We also wrote to Andrew Grice, political editor of the Independent, in response to his weekly column on the same topic. (‘The week in politics: Beckham, Toynbee and the Tory view of poverty,’ The Independent, November 24, 2006):

“You referred to: ‘the root causes of deep poverty, such as alcohol and drug problems, and poor education and housing.’ Why is there no mention in your article of the state’s skewed priorities in spending taxpayers’ money; in particular, the huge sums spent on ‘defence’?

“As you are likely aware, Tony Blair faced accusations last week ‘that he was wasting nearly £7 billion of taxpayers’ money on a failing war on terror.’

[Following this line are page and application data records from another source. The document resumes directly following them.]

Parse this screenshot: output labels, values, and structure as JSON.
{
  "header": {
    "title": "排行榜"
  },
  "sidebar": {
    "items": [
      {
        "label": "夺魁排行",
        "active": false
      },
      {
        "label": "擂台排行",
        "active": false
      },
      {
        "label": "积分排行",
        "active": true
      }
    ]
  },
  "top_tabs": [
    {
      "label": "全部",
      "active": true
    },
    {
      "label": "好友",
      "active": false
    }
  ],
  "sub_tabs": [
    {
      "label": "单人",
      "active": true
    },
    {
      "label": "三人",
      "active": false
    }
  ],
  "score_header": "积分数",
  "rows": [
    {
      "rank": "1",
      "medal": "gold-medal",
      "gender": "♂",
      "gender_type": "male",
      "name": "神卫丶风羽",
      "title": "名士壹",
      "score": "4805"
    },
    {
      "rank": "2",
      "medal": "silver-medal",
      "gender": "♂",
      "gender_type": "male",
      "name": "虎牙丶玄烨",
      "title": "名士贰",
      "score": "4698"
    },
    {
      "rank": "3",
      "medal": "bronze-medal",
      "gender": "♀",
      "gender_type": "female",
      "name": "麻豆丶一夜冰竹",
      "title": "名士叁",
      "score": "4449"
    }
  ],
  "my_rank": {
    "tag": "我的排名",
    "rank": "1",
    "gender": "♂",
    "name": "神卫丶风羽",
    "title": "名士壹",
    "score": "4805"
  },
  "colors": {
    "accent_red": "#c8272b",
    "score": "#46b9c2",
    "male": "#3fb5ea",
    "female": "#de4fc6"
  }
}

“Moreover, Defence Secretary Des Browne has just announced an increase in the annual UK military budget from £32 billion to £33.6 billion for 2006-07.

“And then there is the proposed replacement for Trident, at a cost of £25 billion or more. Indeed, calculations that account for buying new missiles, replacing four nuclear submarines, and maintaining the system for 30 years, suggest a much higher total figure of £76 billion.

“Why did you consider all of this irrelevant to your column this week?” (Email, November 24, 2006)

We have received no response at time of writing.

Concluding Remark

Corporate reporters and commentators have mastered the art of not making painful connections; painful for powerful interests, that is. Thus, shameful child poverty and a massive military budget belong in separate compartments of mainstream thought. Woe betide anyone who should look at one, and then the other, and wonder aloud whether state policy is, in fact, insane.

It is as though the state were hard-wired to *exclude* rationality; indeed, to exclude compassion.

Chogyam Trungpa once noted that “compassion is the ultimate attitude of wealth: an anti-poverty attitude, a war on want. It contains all sorts of heroic, juicy, positive, visionary, expansive qualities”. (Trungpa, ‘Cutting through spiritual materialism’, Shambhala, 2002, p. 99)

At root, we need to question whether the state can, in any meaningful way, act with rationality and compassion. And, if not, what we are going to do about it.


The goal of Media Lens is to promote rationality, compassion and respect for others. In writing letters to journalists, we strongly urge readers to maintain a polite, non-aggressive and non-abusive tone.

Write to Polly Toynbee, Guardian columnist:
Email: [email protected]

Copy to Alan Rusbridger, editor of the Guardian:
Email: [email protected]

Write to Andrew Grice, political editor of the Independent:
Email: [email protected]

Copy to Simon Kelner, editor of the Independent:
Email: [email protected]